For the mobile platform to run MobilOps, as part of its Ion System, Apprion selected Motorola’s MC9090 rugged mobile computer. Using these, Huntsman personnel connect within the four-square mile plant via the Apprion Ion System %%MDASSML%% a Class 1, Div. 2 rated wireless application network.
The system provides wireless application deployment (applications include video, voice communications, energy efficiency and condition monitoring) and a central dashboard that integrates application data, wireless regional maps and equipment status and maintenance views and reports.
At Huntsman, the system includes:
91 Class 1, Div. 2 Apprion Ionizers (2200 Series) industrial wireless field appliances using IEEE 802.11g radios to communicate with
50 Motorola MC9090 handheld computers with radio frequency identification (RFID) readers;
An 802.16 WiMax radio network for backhauling data from isolated sections of the plant; and
Passive RFID tags placed on thousands of pieces of equipment for automatic identification during rounds.
Greater equipment reliability and process improvements by putting accurate and reliable SOCs into the hands of operational personnel;
75% decrease in safety incidents, with additional reduction expected.

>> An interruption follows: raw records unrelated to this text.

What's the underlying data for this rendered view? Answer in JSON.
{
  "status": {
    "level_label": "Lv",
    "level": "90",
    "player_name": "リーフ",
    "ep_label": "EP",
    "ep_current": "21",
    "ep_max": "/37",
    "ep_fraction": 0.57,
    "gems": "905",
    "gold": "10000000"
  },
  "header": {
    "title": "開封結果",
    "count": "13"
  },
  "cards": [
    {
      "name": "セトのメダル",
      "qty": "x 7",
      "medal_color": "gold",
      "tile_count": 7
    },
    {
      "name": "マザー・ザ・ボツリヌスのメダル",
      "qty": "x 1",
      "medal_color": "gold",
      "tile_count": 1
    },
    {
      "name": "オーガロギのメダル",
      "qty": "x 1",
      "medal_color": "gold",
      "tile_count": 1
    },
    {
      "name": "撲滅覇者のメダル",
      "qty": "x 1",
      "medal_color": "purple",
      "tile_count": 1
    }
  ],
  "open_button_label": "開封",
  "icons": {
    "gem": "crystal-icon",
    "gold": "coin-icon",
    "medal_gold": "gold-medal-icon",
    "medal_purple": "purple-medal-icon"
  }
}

Driving safe operating data to the operators in the field ensures that the safest approach to each task is followed. Access to operating data will also ensure that steps are taken according to safe choices;
Increased effectiveness in defect capture and providing accountability at all levels of the organization, including operations and maintenance personnel, managers and executives responsible for providing a safe and efficient work environment;
Reduced maintenance costs; and
Increased uptime from the improvement in overall equipment effectiveness that increases production quality and quantity.
Prows said, “The operator scans the RFID tag with the handheld, pulls down a defect pick list and punches the enter button.”
Initial results suggest a strong return on investment with positive effect on Project Zero objectives, now underway at other facilities.
Safety incidents fall 75%
As of October, Huntsman’s Mobility Solution is in three units at the four-square-mile Port Neches site. Initial results show significant improvements and indicate the goals of Project Zero will be achieved. With real-time wireless tracking of the rounds activity, the number of pumps requiring daily inspection has been reduced by 50%, allowing more time for other, more crucial inspection areas.
Tracking work requests initiated in the field automatically identifies redundancies, makes work planning more effective and will lead to significant reduction in the average “time to closure” for each request. Real-time monitoring has led to significant process improvements and cost savings due to increased uptime and longer equipment lifetime.
Because all data points are captured electronically, new workers who replace retiring veterans have ample and accurate data for training.
Annual Salary Survey
After almost a decade of uncertainty, the confidence of plant floor managers is soaring. Even with a number of challenges and while implementing new technologies, there is a renewed sense of optimism among plant managers about their business and their future.
The respondents to the 2014 Plant Engineering Salary Survey come from throughout the U.S. and serve a variety of industries, but they are uniform in their optimism about manufacturing. This year’s survey found 79% consider manufacturing a secure career. That’s up from 75% in 2013 and significantly higher than the 63% figure when Plant Engineering first started asking that question a decade ago.